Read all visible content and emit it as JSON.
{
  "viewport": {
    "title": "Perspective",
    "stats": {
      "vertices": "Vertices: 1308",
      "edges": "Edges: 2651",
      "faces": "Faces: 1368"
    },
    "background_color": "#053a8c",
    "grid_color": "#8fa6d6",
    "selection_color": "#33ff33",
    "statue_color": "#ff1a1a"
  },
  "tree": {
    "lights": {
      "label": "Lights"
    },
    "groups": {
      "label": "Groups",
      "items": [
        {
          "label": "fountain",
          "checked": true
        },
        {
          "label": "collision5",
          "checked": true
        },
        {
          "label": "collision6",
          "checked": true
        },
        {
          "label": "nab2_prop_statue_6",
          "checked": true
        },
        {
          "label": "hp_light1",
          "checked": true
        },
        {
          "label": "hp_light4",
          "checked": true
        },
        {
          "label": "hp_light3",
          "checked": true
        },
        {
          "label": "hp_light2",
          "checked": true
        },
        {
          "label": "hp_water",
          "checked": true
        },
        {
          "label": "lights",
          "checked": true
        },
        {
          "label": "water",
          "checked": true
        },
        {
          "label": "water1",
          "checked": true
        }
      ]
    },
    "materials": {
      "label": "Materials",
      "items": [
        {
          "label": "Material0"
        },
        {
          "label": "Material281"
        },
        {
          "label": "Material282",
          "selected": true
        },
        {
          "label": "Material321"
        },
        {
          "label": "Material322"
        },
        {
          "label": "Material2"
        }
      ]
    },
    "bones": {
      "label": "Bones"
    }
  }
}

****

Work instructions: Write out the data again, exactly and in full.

Task output:
Read all visible content and emit it as JSON.
{
  "viewport": {
    "title": "Perspective",
    "stats": {
      "vertices": "Vertices: 1308",
      "edges": "Edges: 2651",
      "faces": "Faces: 1368"
    },
    "background_color": "#053a8c",
    "grid_color": "#8fa6d6",
    "selection_color": "#33ff33",
    "statue_color": "#ff1a1a"
  },
  "tree": {
    "lights": {
      "label": "Lights"
    },
    "groups": {
      "label": "Groups",
      "items": [
        {
          "label": "fountain",
          "checked": true
        },
        {
          "label": "collision5",
          "checked": true
        },
        {
          "label": "collision6",
          "checked": true
        },
        {
          "label": "nab2_prop_statue_6",
          "checked": true
        },
        {
          "label": "hp_light1",
          "checked": true
        },
        {
          "label": "hp_light4",
          "checked": true
        },
        {
          "label": "hp_light3",
          "checked": true
        },
        {
          "label": "hp_light2",
          "checked": true
        },
        {
          "label": "hp_water",
          "checked": true
        },
        {
          "label": "lights",
          "checked": true
        },
        {
          "label": "water",
          "checked": true
        },
        {
          "label": "water1",
          "checked": true
        }
      ]
    },
    "materials": {
      "label": "Materials",
      "items": [
        {
          "label": "Material0"
        },
        {
          "label": "Material281"
        },
        {
          "label": "Material282",
          "selected": true
        },
        {
          "label": "Material321"
        },
        {
          "label": "Material322"
        },
        {
          "label": "Material2"
        }
      ]
    },
    "bones": {
      "label": "Bones"
    }
  }
}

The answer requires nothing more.